[SOURCE DATA — start]

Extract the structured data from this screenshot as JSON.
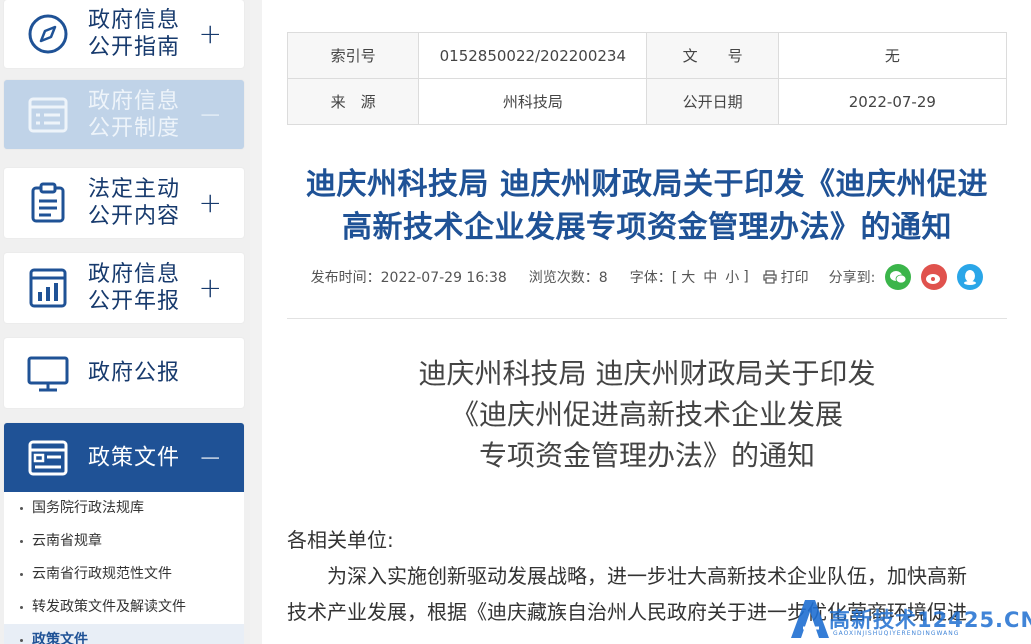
{
  "sidebar": {
    "items": [
      {
        "label": "政府信息公开指南",
        "toggle": "+",
        "icon": "compass-icon"
      },
      {
        "label": "政府信息公开制度",
        "toggle": "−",
        "icon": "list-doc-icon"
      },
      {
        "label": "法定主动公开内容",
        "toggle": "+",
        "icon": "clipboard-icon"
      },
      {
        "label": "政府信息公开年报",
        "toggle": "+",
        "icon": "bar-report-icon"
      },
      {
        "label": "政府公报",
        "toggle": "",
        "icon": "monitor-icon"
      },
      {
        "label": "政策文件",
        "toggle": "−",
        "icon": "policy-doc-icon"
      }
    ],
    "subitems": [
      "国务院行政法规库",
      "云南省规章",
      "云南省行政规范性文件",
      "转发政策文件及解读文件",
      "政策文件"
    ]
  },
  "meta": {
    "index_label": "索引号",
    "index_value": "0152850022/202200234",
    "docno_label": "文　　号",
    "docno_value": "无",
    "source_label": "来　源",
    "source_value": "州科技局",
    "date_label": "公开日期",
    "date_value": "2022-07-29"
  },
  "article": {
    "title_line1": "迪庆州科技局 迪庆州财政局关于印发《迪庆州促进",
    "title_line2": "高新技术企业发展专项资金管理办法》的通知",
    "publish_time": "发布时间：2022-07-29 16:38",
    "views": "浏览次数：8",
    "font_label": "字体：[",
    "font_large": "大",
    "font_medium": "中",
    "font_small": "小",
    "font_close": "]",
    "print_label": "打印",
    "share_label": "分享到:",
    "doc_title_line1": "迪庆州科技局 迪庆州财政局关于印发",
    "doc_title_line2": "《迪庆州促进高新技术企业发展",
    "doc_title_line3": "专项资金管理办法》的通知",
    "salutation": "各相关单位:",
    "para1": "为深入实施创新驱动发展战略，进一步壮大高新技术企业队伍，加快高新",
    "para2": "技术产业发展，根据《迪庆藏族自治州人民政府关于进一步优化营商环境促进"
  },
  "share": {
    "wechat_color": "#3bb54a",
    "weibo_color": "#e0524d",
    "qq_color": "#2aa6e8"
  },
  "watermark": {
    "brand": "高新技术12425.CN",
    "sub": "GAOXINJISHUQIYERENDINGWANG",
    "logo": "A"
  },
  "colors": {
    "accent": "#1f5296",
    "title": "#1f5296"
  }
}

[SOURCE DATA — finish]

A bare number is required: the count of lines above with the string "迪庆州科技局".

> [REPLY TO THE EXERCISE] 2